START Data in this exercise

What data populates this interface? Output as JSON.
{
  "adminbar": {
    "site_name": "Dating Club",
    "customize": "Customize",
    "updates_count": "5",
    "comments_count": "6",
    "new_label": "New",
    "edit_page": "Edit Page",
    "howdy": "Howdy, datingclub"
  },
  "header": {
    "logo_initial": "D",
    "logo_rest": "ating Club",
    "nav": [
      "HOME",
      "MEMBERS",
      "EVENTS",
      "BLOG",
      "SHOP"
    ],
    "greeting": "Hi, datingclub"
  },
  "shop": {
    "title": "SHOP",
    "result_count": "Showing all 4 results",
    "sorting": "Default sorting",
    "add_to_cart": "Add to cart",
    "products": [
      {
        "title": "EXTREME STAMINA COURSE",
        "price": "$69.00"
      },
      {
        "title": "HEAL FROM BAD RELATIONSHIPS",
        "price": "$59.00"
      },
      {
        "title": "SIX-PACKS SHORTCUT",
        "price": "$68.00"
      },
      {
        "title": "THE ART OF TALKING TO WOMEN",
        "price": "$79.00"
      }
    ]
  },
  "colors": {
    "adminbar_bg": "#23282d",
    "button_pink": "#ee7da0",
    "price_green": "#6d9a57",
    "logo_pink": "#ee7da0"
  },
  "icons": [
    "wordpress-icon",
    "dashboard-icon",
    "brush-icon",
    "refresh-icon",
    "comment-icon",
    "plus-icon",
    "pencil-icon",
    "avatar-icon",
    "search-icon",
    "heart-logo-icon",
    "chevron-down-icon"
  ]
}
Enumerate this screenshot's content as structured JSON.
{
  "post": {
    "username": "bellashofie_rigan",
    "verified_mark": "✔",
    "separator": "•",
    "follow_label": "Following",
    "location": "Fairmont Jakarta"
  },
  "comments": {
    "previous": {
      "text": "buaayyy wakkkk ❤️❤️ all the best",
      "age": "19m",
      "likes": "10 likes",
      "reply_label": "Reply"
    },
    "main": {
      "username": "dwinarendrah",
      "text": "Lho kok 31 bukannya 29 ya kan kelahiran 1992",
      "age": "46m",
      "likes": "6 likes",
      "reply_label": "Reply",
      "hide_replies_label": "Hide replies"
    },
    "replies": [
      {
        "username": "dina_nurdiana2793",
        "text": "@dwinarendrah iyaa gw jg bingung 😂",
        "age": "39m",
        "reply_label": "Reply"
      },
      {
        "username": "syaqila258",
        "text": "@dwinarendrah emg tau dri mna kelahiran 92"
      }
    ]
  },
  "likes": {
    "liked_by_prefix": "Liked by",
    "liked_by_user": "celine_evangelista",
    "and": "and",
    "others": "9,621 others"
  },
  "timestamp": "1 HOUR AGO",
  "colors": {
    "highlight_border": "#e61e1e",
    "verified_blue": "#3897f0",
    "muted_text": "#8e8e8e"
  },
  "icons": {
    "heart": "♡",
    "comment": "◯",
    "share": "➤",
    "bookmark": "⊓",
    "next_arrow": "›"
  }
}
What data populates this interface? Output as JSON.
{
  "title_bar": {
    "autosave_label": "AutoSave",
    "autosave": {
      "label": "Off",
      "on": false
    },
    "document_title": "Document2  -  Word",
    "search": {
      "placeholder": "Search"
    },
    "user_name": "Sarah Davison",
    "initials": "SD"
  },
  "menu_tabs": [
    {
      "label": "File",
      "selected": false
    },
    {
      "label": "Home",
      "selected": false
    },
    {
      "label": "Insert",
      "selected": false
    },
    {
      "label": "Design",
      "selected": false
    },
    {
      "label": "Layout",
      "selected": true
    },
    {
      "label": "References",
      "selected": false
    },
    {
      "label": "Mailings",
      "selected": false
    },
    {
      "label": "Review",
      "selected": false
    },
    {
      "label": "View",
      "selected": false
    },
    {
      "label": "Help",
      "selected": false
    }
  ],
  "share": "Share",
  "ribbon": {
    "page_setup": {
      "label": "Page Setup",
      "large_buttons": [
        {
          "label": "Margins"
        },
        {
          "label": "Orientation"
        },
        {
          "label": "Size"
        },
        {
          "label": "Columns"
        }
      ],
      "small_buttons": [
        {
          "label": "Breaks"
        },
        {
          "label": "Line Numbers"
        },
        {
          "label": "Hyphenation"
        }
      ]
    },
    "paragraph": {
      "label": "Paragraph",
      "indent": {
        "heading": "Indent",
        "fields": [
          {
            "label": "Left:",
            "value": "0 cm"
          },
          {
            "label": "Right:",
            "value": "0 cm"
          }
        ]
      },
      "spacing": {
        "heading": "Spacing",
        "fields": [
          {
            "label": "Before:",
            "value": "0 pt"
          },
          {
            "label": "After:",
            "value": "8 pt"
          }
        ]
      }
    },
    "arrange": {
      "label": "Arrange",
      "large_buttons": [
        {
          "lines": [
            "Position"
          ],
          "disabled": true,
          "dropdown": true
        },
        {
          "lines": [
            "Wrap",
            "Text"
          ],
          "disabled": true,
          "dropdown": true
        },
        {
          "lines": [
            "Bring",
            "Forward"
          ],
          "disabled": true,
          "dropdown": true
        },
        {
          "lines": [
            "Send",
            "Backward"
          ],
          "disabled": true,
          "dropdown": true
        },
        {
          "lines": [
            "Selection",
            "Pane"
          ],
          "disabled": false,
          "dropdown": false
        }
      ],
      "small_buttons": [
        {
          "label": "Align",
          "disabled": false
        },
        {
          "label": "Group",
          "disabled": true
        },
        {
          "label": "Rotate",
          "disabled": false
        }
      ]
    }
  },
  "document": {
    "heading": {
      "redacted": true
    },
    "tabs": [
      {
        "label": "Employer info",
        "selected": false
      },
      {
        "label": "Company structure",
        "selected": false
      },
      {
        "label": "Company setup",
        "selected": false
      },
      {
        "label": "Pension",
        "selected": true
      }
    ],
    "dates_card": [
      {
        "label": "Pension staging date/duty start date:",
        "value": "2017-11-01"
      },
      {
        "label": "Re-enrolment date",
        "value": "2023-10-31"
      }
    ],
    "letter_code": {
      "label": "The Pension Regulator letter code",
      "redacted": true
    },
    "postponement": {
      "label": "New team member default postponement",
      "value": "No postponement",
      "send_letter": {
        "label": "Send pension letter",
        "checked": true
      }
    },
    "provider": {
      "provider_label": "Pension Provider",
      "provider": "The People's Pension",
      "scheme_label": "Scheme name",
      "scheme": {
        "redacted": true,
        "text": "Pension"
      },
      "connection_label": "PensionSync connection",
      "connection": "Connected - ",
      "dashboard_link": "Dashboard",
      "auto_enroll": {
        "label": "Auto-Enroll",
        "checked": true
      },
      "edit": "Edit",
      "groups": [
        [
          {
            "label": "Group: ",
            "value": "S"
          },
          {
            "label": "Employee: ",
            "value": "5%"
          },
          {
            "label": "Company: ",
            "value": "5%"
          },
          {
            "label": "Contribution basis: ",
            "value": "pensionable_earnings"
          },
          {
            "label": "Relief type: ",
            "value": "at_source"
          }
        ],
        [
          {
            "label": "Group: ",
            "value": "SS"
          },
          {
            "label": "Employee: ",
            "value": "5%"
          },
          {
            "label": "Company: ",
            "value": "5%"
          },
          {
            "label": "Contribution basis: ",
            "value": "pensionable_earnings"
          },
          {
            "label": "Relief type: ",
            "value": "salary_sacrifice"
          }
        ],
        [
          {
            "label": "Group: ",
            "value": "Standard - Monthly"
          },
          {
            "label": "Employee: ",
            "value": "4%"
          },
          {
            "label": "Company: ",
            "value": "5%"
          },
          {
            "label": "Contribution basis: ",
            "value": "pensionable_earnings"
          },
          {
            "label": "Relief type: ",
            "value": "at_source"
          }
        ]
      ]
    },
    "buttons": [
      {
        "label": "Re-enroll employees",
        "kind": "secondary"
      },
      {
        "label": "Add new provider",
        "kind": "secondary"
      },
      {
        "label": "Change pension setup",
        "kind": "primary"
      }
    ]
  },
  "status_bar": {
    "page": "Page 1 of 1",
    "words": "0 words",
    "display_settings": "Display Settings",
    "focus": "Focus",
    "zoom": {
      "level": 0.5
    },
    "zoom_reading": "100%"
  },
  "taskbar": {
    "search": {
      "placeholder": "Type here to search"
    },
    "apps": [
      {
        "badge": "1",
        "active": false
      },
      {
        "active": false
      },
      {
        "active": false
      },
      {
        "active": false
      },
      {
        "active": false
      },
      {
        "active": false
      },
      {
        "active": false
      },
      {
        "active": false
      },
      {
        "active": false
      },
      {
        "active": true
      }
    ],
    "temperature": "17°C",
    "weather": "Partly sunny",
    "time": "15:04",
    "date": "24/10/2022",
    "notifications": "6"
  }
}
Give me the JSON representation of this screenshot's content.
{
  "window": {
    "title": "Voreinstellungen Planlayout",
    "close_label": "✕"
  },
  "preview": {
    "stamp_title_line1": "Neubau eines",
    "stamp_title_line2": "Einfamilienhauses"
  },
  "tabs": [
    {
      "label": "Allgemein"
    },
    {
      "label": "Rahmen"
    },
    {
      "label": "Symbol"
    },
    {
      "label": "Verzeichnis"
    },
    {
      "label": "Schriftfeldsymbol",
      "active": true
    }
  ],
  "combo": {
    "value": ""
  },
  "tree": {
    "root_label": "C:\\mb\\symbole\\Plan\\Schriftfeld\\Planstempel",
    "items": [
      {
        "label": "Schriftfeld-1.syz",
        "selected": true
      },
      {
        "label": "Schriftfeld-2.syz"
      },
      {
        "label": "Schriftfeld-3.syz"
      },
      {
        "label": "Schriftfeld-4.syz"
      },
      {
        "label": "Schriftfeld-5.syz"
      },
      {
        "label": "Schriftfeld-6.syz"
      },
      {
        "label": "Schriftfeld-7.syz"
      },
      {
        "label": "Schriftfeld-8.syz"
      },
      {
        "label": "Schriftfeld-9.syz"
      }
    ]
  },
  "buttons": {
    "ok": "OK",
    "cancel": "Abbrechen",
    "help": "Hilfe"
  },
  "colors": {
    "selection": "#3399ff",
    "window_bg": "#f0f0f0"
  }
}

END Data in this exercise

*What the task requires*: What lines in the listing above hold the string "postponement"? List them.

*Your response*:
    "postponement": {
      "label": "New team member default postponement",
      "value": "No postponement",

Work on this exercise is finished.